Thomas Lin in The New Yorker:
Cédric Villani’s arrival, one afternoon last May, at a small café off the Champs-Élysées drew glances from a good fraction of the late-lunch crowd. His shoulder-length hair was parted almost symmetrically down the middle, and he wore his usual ensemble: a three-piece pin-striped black suit, a silver pocket watch and chain, a peacock-green cravat (purchased at a costume store for actors), an overstuffed backpack, and, pinned to his lapel like a biological specimen, a custom-made spider brooch. Having just wrapped up a national-radio segment at the station next door, he was stopping for a bite on his way back to the Institut Henri Poincaré, where he serves as director.
Villani has been called the Lady Gaga of French mathematicians. After winning the Fields Medal, math’s highest honor, in 2010, for what his award citation called “proofs of nonlinear Landau damping and convergence to equilibrium for the Boltzmann equation,” he embraced a role that many other medalists have dreaded—that of mathematical ambassador, hopscotching from event to event and continent to continent, evangelizing for the discipline. “We are the most hidden of all fields,” he told me. “We are the ones who typically interact the least with the outer world.
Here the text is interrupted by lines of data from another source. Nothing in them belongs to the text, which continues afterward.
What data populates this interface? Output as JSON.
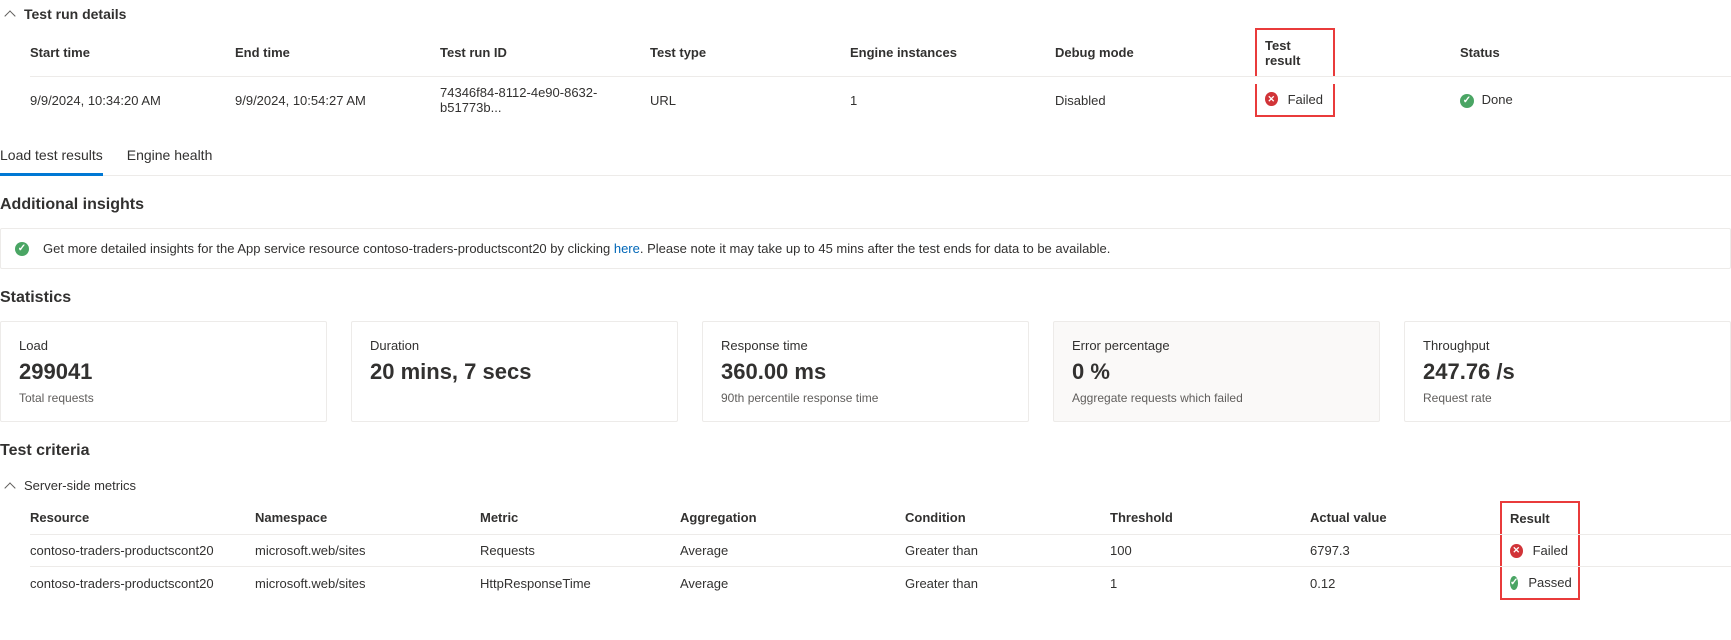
{
  "details": {
    "header": "Test run details",
    "columns": {
      "start": "Start time",
      "end": "End time",
      "runid": "Test run ID",
      "type": "Test type",
      "engine": "Engine instances",
      "debug": "Debug mode",
      "result": "Test result",
      "status": "Status"
    },
    "row": {
      "start": "9/9/2024, 10:34:20 AM",
      "end": "9/9/2024, 10:54:27 AM",
      "runid": "74346f84-8112-4e90-8632-b51773b...",
      "type": "URL",
      "engine": "1",
      "debug": "Disabled",
      "result": "Failed",
      "status": "Done"
    }
  },
  "tabs": {
    "load": "Load test results",
    "engine": "Engine health"
  },
  "insights": {
    "title": "Additional insights",
    "text_prefix": "Get more detailed insights for the App service resource contoso-traders-productscont20 by clicking ",
    "link": "here",
    "text_suffix": ". Please note it may take up to 45 mins after the test ends for data to be available."
  },
  "statistics": {
    "title": "Statistics",
    "cards": {
      "load": {
        "label": "Load",
        "value": "299041",
        "sub": "Total requests"
      },
      "duration": {
        "label": "Duration",
        "value": "20 mins, 7 secs",
        "sub": ""
      },
      "response": {
        "label": "Response time",
        "value": "360.00 ms",
        "sub": "90th percentile response time"
      },
      "error": {
        "label": "Error percentage",
        "value": "0 %",
        "sub": "Aggregate requests which failed"
      },
      "throughput": {
        "label": "Throughput",
        "value": "247.76 /s",
        "sub": "Request rate"
      }
    }
  },
  "criteria": {
    "title": "Test criteria",
    "subheader": "Server-side metrics",
    "columns": {
      "resource": "Resource",
      "namespace": "Namespace",
      "metric": "Metric",
      "aggregation": "Aggregation",
      "condition": "Condition",
      "threshold": "Threshold",
      "actual": "Actual value",
      "result": "Result"
    },
    "rows": [
      {
        "resource": "contoso-traders-productscont20",
        "namespace": "microsoft.web/sites",
        "metric": "Requests",
        "aggregation": "Average",
        "condition": "Greater than",
        "threshold": "100",
        "actual": "6797.3",
        "result": "Failed",
        "pass": false
      },
      {
        "resource": "contoso-traders-productscont20",
        "namespace": "microsoft.web/sites",
        "metric": "HttpResponseTime",
        "aggregation": "Average",
        "condition": "Greater than",
        "threshold": "1",
        "actual": "0.12",
        "result": "Passed",
        "pass": true
      }
    ]
  }
}
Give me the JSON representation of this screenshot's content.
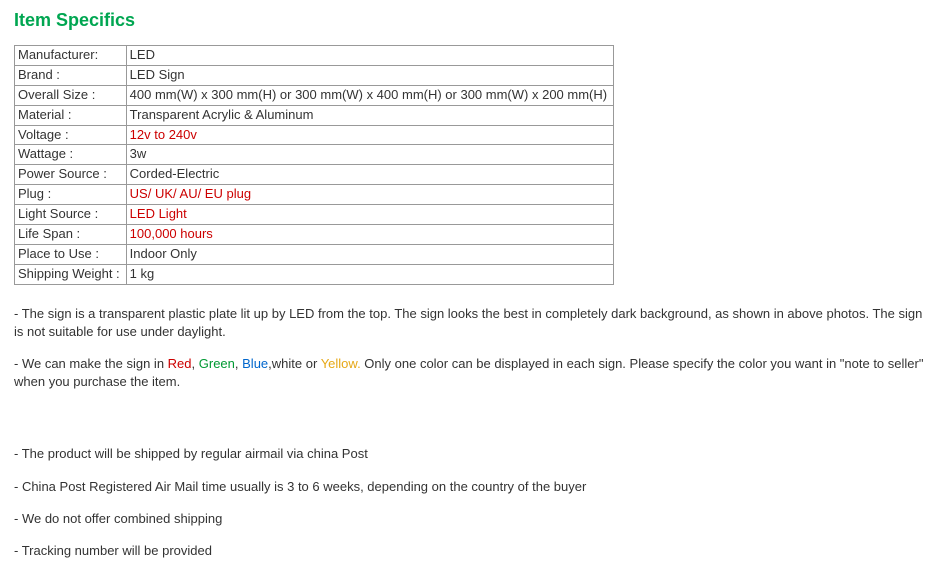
{
  "heading": "Item Specifics",
  "specs": [
    {
      "label": "Manufacturer:",
      "value": "LED",
      "red": false
    },
    {
      "label": "Brand :",
      "value": "LED  Sign",
      "red": false
    },
    {
      "label": "Overall Size :",
      "value": "400 mm(W) x 300 mm(H) or 300 mm(W) x 400 mm(H) or 300 mm(W) x 200 mm(H)",
      "red": false
    },
    {
      "label": "Material :",
      "value": "Transparent Acrylic & Aluminum",
      "red": false
    },
    {
      "label": "Voltage :",
      "value": "12v to 240v",
      "red": true
    },
    {
      "label": "Wattage :",
      "value": "3w",
      "red": false
    },
    {
      "label": "Power Source :",
      "value": "Corded-Electric",
      "red": false
    },
    {
      "label": "Plug :",
      "value": "US/ UK/ AU/ EU plug",
      "red": true
    },
    {
      "label": "Light Source :",
      "value": "LED Light",
      "red": true
    },
    {
      "label": "Life Span :",
      "value": "100,000 hours",
      "red": true
    },
    {
      "label": "Place to Use :",
      "value": "Indoor Only",
      "red": false
    },
    {
      "label": "Shipping Weight :",
      "value": "1 kg",
      "red": false
    }
  ],
  "p1": "- The sign is a transparent plastic plate lit up by LED from the top. The sign looks the best in completely dark background, as shown in above photos. The sign is not suitable for use under daylight.",
  "p2_pre": "- We can make the sign in ",
  "p2_red": "Red",
  "p2_c1": ", ",
  "p2_green": "Green",
  "p2_c2": ", ",
  "p2_blue": "Blue",
  "p2_mid": ",white or ",
  "p2_yellow": "Yellow.",
  "p2_post": " Only one color can be displayed in each sign. Please specify the color you want in \"note to seller\" when you purchase the item.",
  "p3": "- The product will be shipped by regular airmail via china Post",
  "p4": "- China Post Registered Air Mail time usually is 3 to 6 weeks, depending on the country of the buyer",
  "p5": "- We do not offer combined shipping",
  "p6": "- Tracking number will be provided"
}
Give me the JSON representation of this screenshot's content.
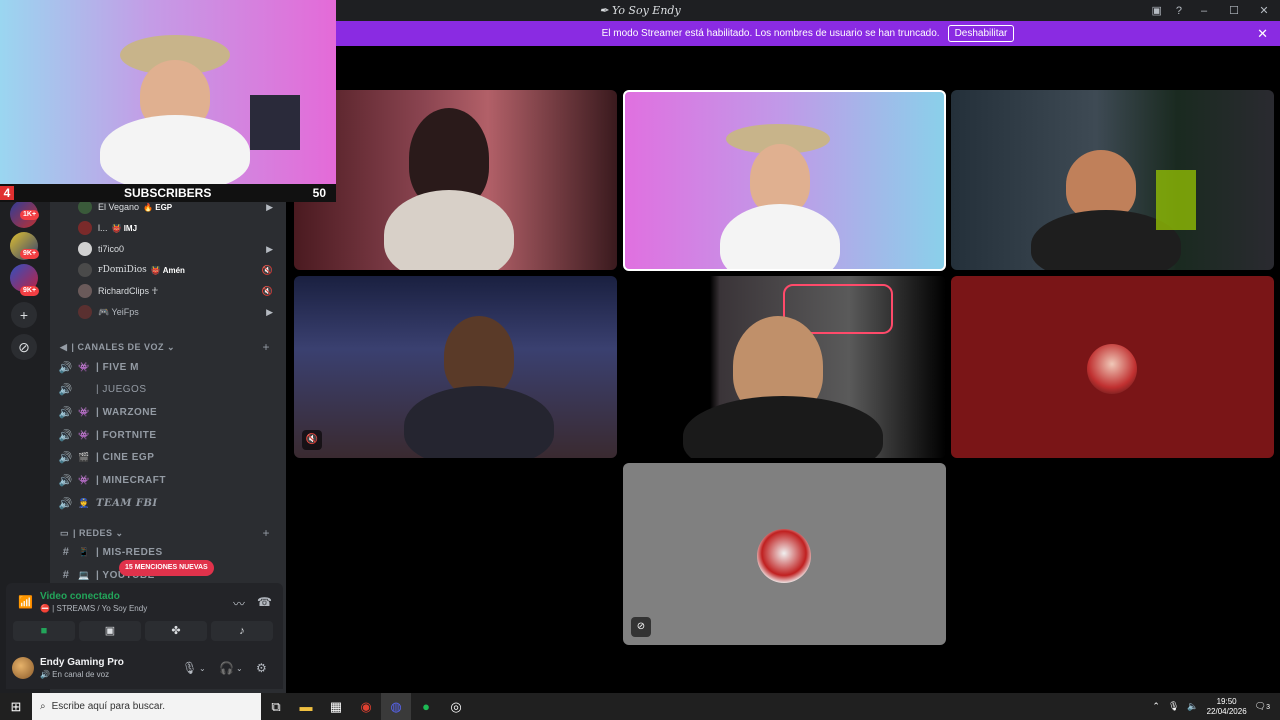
{
  "window": {
    "title": "✒ Yo Soy Endy",
    "controls": {
      "minimize": "–",
      "maximize": "☐",
      "close": "✕"
    }
  },
  "banner": {
    "text": "El modo Streamer está habilitado. Los nombres de usuario se han truncado.",
    "button": "Deshabilitar",
    "close": "✕"
  },
  "overlay": {
    "left_count": "4",
    "label": "SUBSCRIBERS",
    "right_count": "50"
  },
  "rail": {
    "pings": [
      "1K+",
      "9K+",
      "9K+"
    ],
    "add": "+",
    "discover": "⊘"
  },
  "voice_users": [
    {
      "name": "El Vegano",
      "tag": "🔥 EGP",
      "icon": "▶"
    },
    {
      "name": "l...",
      "tag": "👹 IMJ",
      "icon": ""
    },
    {
      "name": "ti7ico0",
      "tag": "",
      "icon": "▶"
    },
    {
      "name": "ꜰDomiDios",
      "tag": "👹 Amén",
      "icon": "🔇"
    },
    {
      "name": "RichardClips ☥",
      "tag": "",
      "icon": "🔇"
    },
    {
      "name": "🎮 YeiFps",
      "tag": "",
      "icon": "▶"
    }
  ],
  "voice_category": {
    "label": "| CANALES DE VOZ ⌄",
    "plus": "+"
  },
  "voice_channels": [
    {
      "emoji": "👾",
      "label": "| FIVE M"
    },
    {
      "emoji": "",
      "label": "| JUEGOS"
    },
    {
      "emoji": "👾",
      "label": "| WARZONE"
    },
    {
      "emoji": "👾",
      "label": "| FORTNITE"
    },
    {
      "emoji": "🎬",
      "label": "| CINE EGP"
    },
    {
      "emoji": "👾",
      "label": "| MINECRAFT"
    },
    {
      "emoji": "👮",
      "label": "TEAM FBI"
    }
  ],
  "redes_category": {
    "label": "| REDES ⌄",
    "plus": "+"
  },
  "text_channels": [
    {
      "emoji": "📱",
      "label": "| MIS-REDES"
    },
    {
      "emoji": "💻",
      "label": "| YOUTUBE"
    }
  ],
  "mention_pill": "15 MENCIONES NUEVAS",
  "voice_panel": {
    "status": "Video conectado",
    "channel": "⛔ | STREAMS / Yo Soy Endy",
    "buttons": [
      "camera",
      "screen",
      "activities",
      "soundboard"
    ]
  },
  "user_panel": {
    "name": "Endy Gaming Pro",
    "status": "🔊 En canal de voz"
  },
  "tiles": [
    {
      "name": "tile-streamer-female"
    },
    {
      "name": "tile-endy"
    },
    {
      "name": "tile-gamer-headset"
    },
    {
      "name": "tile-hoodie"
    },
    {
      "name": "tile-durag"
    },
    {
      "name": "tile-avatar-red"
    },
    {
      "name": "tile-avatar-gray"
    }
  ],
  "taskbar": {
    "search_placeholder": "Escribe aquí para buscar.",
    "time": "19:50",
    "date": "22/04/2026",
    "notifications": "3"
  },
  "colors": {
    "streamer_banner": "#8a2be2",
    "voice_connected": "#23a55a",
    "mention": "#e0324b",
    "active_speaker": "#ffffff",
    "red_tile": "#7a1517",
    "gray_tile": "#808080"
  }
}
We are also the field which is most emblematic of revulsion in school.” The French filmmaker Olivier Peyon, who first met Villani while shooting his 2013 documentary “Comment J’ai Détesté les Maths” (“How I Came to Hate Math”), says that the mathematician struck him immediately as a natural proselytizer. “He was funny, very—in French, we say pédagogique,” Peyon told me. “He knew how to speak about his art, about math.”